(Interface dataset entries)
+-------+

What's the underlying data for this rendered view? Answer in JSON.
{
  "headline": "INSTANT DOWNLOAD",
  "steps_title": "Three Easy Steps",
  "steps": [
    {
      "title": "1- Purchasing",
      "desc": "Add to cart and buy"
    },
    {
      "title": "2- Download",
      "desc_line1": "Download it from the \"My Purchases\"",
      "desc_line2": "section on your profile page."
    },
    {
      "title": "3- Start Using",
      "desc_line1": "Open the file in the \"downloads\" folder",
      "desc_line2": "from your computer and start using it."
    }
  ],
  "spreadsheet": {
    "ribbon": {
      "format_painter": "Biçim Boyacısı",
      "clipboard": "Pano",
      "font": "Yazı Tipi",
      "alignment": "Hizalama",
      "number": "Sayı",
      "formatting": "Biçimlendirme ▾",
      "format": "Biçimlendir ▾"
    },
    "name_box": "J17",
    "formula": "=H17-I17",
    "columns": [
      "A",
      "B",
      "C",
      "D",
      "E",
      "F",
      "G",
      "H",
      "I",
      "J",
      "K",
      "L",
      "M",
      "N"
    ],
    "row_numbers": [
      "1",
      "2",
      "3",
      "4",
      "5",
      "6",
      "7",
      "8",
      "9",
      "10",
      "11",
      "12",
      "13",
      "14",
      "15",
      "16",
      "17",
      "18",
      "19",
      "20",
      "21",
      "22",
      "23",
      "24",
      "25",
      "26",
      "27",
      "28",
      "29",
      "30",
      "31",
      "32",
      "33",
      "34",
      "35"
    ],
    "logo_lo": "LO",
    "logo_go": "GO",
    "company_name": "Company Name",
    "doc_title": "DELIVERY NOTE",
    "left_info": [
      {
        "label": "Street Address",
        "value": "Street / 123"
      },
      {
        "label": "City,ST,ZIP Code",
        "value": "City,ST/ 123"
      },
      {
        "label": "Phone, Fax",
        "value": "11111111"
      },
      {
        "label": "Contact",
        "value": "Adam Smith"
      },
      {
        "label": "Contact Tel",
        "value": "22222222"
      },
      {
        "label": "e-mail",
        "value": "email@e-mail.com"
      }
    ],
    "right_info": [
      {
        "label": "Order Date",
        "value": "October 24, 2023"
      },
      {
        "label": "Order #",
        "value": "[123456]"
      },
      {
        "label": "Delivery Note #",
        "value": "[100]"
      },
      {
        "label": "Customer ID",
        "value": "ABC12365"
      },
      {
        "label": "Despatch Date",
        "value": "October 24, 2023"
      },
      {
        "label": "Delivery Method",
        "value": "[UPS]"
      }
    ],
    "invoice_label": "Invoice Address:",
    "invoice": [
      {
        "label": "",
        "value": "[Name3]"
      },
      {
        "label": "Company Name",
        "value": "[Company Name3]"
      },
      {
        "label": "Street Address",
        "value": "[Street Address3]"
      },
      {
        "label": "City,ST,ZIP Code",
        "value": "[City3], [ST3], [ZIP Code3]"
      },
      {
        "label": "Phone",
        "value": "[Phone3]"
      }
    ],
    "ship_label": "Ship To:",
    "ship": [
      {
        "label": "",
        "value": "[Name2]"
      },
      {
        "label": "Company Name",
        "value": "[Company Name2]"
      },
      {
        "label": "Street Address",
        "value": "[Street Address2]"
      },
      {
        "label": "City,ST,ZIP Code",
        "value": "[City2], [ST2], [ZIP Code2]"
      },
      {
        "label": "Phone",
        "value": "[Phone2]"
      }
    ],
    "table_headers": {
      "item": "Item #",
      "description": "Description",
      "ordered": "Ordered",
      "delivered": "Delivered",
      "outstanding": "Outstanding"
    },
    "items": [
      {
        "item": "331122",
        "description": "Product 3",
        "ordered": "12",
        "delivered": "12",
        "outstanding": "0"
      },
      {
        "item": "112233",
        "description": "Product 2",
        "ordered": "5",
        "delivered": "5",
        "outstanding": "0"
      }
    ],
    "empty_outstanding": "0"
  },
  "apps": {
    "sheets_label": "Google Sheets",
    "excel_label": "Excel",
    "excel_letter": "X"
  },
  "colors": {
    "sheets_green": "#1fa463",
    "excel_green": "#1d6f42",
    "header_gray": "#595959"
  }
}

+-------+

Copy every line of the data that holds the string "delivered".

      "delivered": "Delivered",
        "delivered": "12",
        "delivered": "5",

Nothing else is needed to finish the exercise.